The experiment is done once more, now with just five witnesses. This time, with just the five witnessing the researcher’s futile efforts to pitch a tent, an average of seven minutes—one minute less—elapses before someone saves the day.
“The most valuable asset we have, actually, is our ability to understand, to do the right thing, to be kind, to be decent.”
One final version of the experiment is done, now with just one witness. This time the man in the white coat needs to fumble just an average of slightly over three minutes each time before help is offered.
Lesson learned: When you’re in a large group it’s easier—safer, some would say—to be a bystander, rather than a participant. You figure, well, someone else can do something. The sense of responsibility for one’s fellows is diluted. But when it’s just you and the person in distress, there’s no crowd to hide behind. You. Are. It. You and the sufferer are in this together. And that is when we find ourselves capable of the most extraordinary acts of selflessness and kindness.

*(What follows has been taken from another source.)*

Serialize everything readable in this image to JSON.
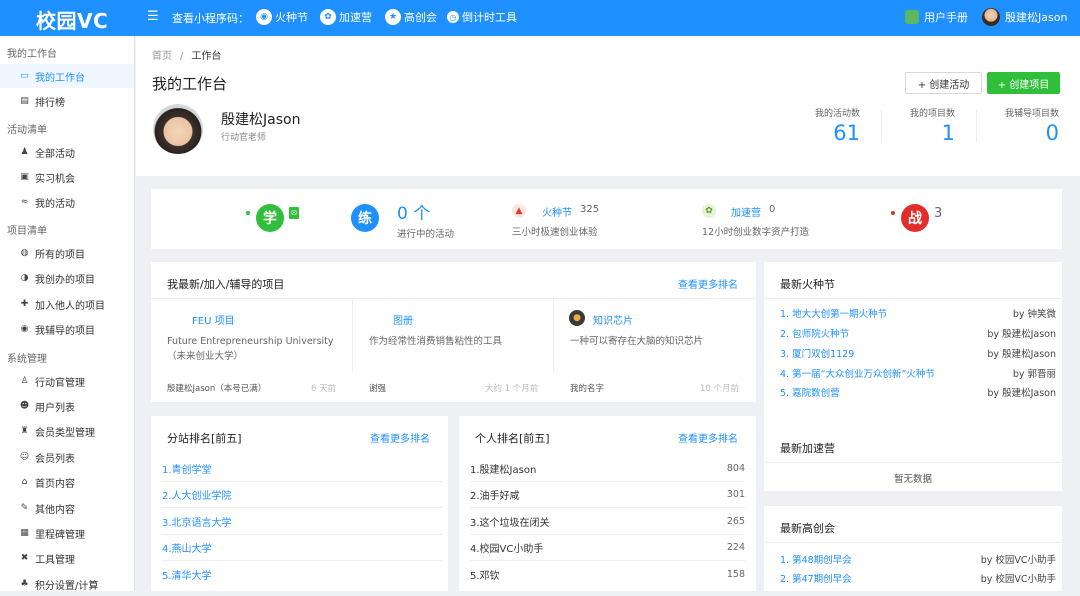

Kindness is a mystical blend of love and help. It doesn’t matter whether it’s a loved one or a stranger who exhibits the act of kindness—that person will forever harbor a special place in our heart. If you thought of someone at any time in your life who showed you a bit of kindness, a bit of understanding or empathy during a tough moment, chances are you remember that person with warmth. It’s hard to hate someone who’s been kind to you. And it’s hard for those to whom you’ve shown kindness to hate you.
World Kindness Day, observed each November 13, is an international holiday first introduced in 1998 by the World Kindness Movement, an NGO made up of organizations from around the world. The holiday is devoted to reducing hatred of all kinds—from personal enmity to religious bigotry to human rights abuses—by promoting kindness instead. The purpose of World Kindness Day, according to the movement’s website is “to highlight good deeds in the community focusing on the positive power and the common thread of kindness which binds us.”
So kindness is an active verb. It’s more than good manners and stifling yawns when bored with someone’s conversation. It is positive action, reaching out to include others. It is finding someone who’s worse off than you are and helping them. It’s providing assistance to those in need—to communities at risk, to minority religions facing abuse here and abroad. It’s advocating for social change towards human rights and religious freedom.
Experiments in empathy have demonstrated that we tend to empathize more with those whom we feel are in the same group as we are—the same race, religion, ethnicity or gender. Does that make us inherently bigoted? No. But it may indicate our timidity to reach out beyond our comfort zones.
Reaching within to draw out our own natural selflessness helps us reach others we might not otherwise touch. And reaching with kindness as opposed to reacting with anger and hate is more effective in both the long and short term. As Scientology Founder L. Ron Hubbard counsels: “The most valuable asset we have, actually, is our ability to understand, to do the right thing, to be kind, to be decent.”
You never know what the future will bring. You never know what impact on others and on YOU your thoughtless or thoughtful words will have. A Holocaust survivor was asked if there were any memories of that period, any horrific moments that have stayed with her and won’t go away. Her answer wasn’t what the interviewer expected—a graphic description of the terrors of Auschwitz or the cruelties endured. It was the moment she lashed out at her little brother and scolded him for not tying his shoes. Moments later, they loaded him on the cattle car to the death camp. It was the last time she would ever see him, and that moment of anger—when kindness was needed—would stay in her heart with sorrow and regret for the rest of her life.
This World Kindness Day—and every day—is an opportunity to not lash out, even though every impulse within you commands you to. It’s an opportunity to try to look past the moment, the situation, the outward appearance and see the person.
Before you attack, give a few seconds for that mystic blend of love and help to work its magic on you, and then present it to the person so that they can experience it, too. In other words, to quote Mr. Hubbard, “The only way anything ever does resolve is by letting your own kind heart reach through.”